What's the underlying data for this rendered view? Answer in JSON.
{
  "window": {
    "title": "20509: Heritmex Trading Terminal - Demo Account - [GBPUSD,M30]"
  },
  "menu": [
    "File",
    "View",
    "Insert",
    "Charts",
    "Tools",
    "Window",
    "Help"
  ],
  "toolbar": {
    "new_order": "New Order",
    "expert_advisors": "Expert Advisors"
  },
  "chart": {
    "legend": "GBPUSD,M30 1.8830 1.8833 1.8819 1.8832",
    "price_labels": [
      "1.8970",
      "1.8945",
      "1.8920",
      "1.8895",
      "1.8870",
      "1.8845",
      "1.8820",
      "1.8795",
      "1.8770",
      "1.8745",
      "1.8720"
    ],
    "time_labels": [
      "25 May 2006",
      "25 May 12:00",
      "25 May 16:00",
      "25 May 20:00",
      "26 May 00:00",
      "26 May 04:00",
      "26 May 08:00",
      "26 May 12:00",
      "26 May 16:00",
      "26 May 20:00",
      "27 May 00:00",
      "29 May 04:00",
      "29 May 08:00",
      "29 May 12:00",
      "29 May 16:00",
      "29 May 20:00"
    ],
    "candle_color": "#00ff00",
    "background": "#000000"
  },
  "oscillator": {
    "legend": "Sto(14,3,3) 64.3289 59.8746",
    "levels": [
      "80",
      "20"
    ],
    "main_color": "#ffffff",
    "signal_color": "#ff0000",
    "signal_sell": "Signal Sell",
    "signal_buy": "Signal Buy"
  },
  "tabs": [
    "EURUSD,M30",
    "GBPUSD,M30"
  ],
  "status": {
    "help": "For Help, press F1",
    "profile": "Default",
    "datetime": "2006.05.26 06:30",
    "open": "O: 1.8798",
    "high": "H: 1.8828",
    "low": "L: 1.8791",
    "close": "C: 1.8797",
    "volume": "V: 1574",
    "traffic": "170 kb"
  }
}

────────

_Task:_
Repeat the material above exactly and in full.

_Final answer:_
What's the underlying data for this rendered view? Answer in JSON.
{
  "window": {
    "title": "20509: Heritmex Trading Terminal - Demo Account - [GBPUSD,M30]"
  },
  "menu": [
    "File",
    "View",
    "Insert",
    "Charts",
    "Tools",
    "Window",
    "Help"
  ],
  "toolbar": {
    "new_order": "New Order",
    "expert_advisors": "Expert Advisors"
  },
  "chart": {
    "legend": "GBPUSD,M30 1.8830 1.8833 1.8819 1.8832",
    "price_labels": [
      "1.8970",
      "1.8945",
      "1.8920",
      "1.8895",
      "1.8870",
      "1.8845",
      "1.8820",
      "1.8795",
      "1.8770",
      "1.8745",
      "1.8720"
    ],
    "time_labels": [
      "25 May 2006",
      "25 May 12:00",
      "25 May 16:00",
      "25 May 20:00",
      "26 May 00:00",
      "26 May 04:00",
      "26 May 08:00",
      "26 May 12:00",
      "26 May 16:00",
      "26 May 20:00",
      "27 May 00:00",
      "29 May 04:00",
      "29 May 08:00",
      "29 May 12:00",
      "29 May 16:00",
      "29 May 20:00"
    ],
    "candle_color": "#00ff00",
    "background": "#000000"
  },
  "oscillator": {
    "legend": "Sto(14,3,3) 64.3289 59.8746",
    "levels": [
      "80",
      "20"
    ],
    "main_color": "#ffffff",
    "signal_color": "#ff0000",
    "signal_sell": "Signal Sell",
    "signal_buy": "Signal Buy"
  },
  "tabs": [
    "EURUSD,M30",
    "GBPUSD,M30"
  ],
  "status": {
    "help": "For Help, press F1",
    "profile": "Default",
    "datetime": "2006.05.26 06:30",
    "open": "O: 1.8798",
    "high": "H: 1.8828",
    "low": "L: 1.8791",
    "close": "C: 1.8797",
    "volume": "V: 1574",
    "traffic": "170 kb"
  }
}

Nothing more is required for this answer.